ACTIVITY ▸ Please reproduce the listing verbatim, without its images.

INPUT DATA ▸

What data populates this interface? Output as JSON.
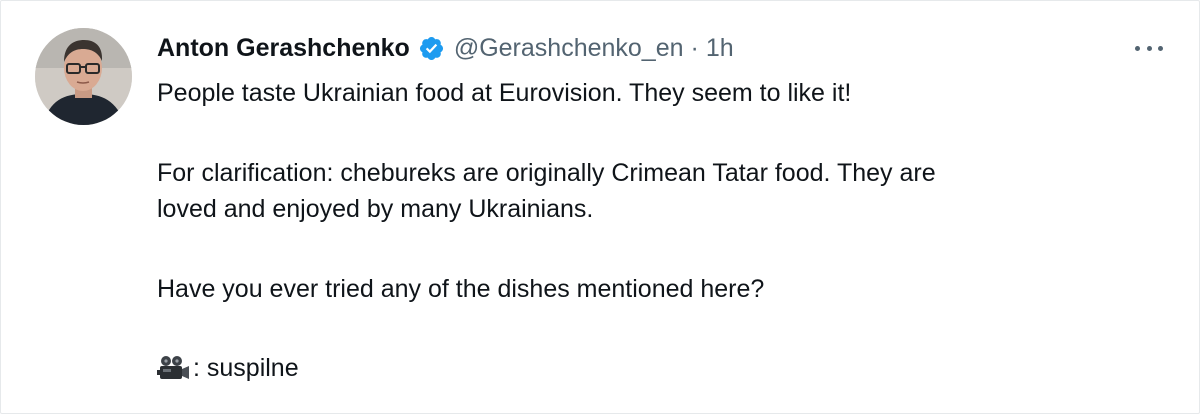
{
  "tweet": {
    "author": {
      "display_name": "Anton Gerashchenko",
      "handle": "@Gerashchenko_en",
      "separator": "·",
      "time": "1h",
      "verified": true,
      "avatar_icon": "person-photo-avatar"
    },
    "menu_icon": "more-horizontal-icon",
    "text": {
      "line1": "People taste Ukrainian food at Eurovision. They seem to like it!",
      "para2_line1": "For clarification: chebureks are originally Crimean Tatar food. They are",
      "para2_line2": "loved and enjoyed by many Ukrainians.",
      "para3": "Have you ever tried any of the dishes mentioned here?",
      "credit_text": ": suspilne",
      "credit_icon": "movie-camera-icon"
    }
  },
  "colors": {
    "text_primary": "#0f1419",
    "text_secondary": "#536471",
    "verified_blue": "#1d9bf0",
    "border": "#e6e9eb"
  }
}
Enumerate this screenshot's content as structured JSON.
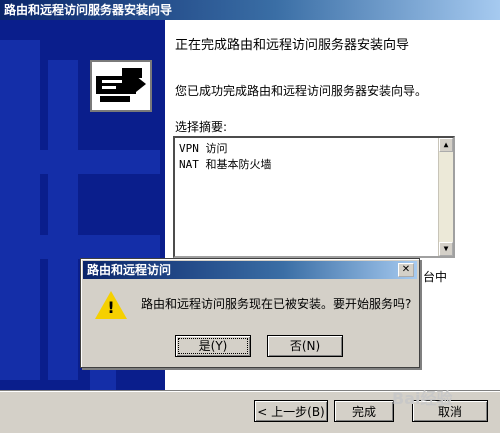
{
  "window": {
    "title": "路由和远程访问服务器安装向导"
  },
  "main": {
    "heading": "正在完成路由和远程访问服务器安装向导",
    "subtext": "您已成功完成路由和远程访问服务器安装向导。",
    "summary_label": "选择摘要:",
    "summary_lines": [
      "VPN 访问",
      "NAT 和基本防火墙"
    ],
    "obscured_text": "台中"
  },
  "buttons": {
    "back": "< 上一步(B)",
    "finish": "完成",
    "cancel": "取消"
  },
  "dialog": {
    "title": "路由和远程访问",
    "message": "路由和远程访问服务现在已被安装。要开始服务吗?",
    "yes": "是(Y)",
    "no": "否(N)"
  },
  "watermark": "Bai经验"
}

EXERCISE ANSWER ▸
What data populates this interface? Output as JSON.
{
  "tweet": {
    "author": {
      "display_name": "Anton Gerashchenko",
      "handle": "@Gerashchenko_en",
      "separator": "·",
      "time": "1h",
      "verified": true,
      "avatar_icon": "person-photo-avatar"
    },
    "menu_icon": "more-horizontal-icon",
    "text": {
      "line1": "People taste Ukrainian food at Eurovision. They seem to like it!",
      "para2_line1": "For clarification: chebureks are originally Crimean Tatar food. They are",
      "para2_line2": "loved and enjoyed by many Ukrainians.",
      "para3": "Have you ever tried any of the dishes mentioned here?",
      "credit_text": ": suspilne",
      "credit_icon": "movie-camera-icon"
    }
  },
  "colors": {
    "text_primary": "#0f1419",
    "text_secondary": "#536471",
    "verified_blue": "#1d9bf0",
    "border": "#e6e9eb"
  }
}
Enumerate this screenshot's content as structured JSON.
{
  "window": {
    "title": "路由和远程访问服务器安装向导"
  },
  "main": {
    "heading": "正在完成路由和远程访问服务器安装向导",
    "subtext": "您已成功完成路由和远程访问服务器安装向导。",
    "summary_label": "选择摘要:",
    "summary_lines": [
      "VPN 访问",
      "NAT 和基本防火墙"
    ],
    "obscured_text": "台中"
  },
  "buttons": {
    "back": "< 上一步(B)",
    "finish": "完成",
    "cancel": "取消"
  },
  "dialog": {
    "title": "路由和远程访问",
    "message": "路由和远程访问服务现在已被安装。要开始服务吗?",
    "yes": "是(Y)",
    "no": "否(N)"
  },
  "watermark": "Bai经验"
}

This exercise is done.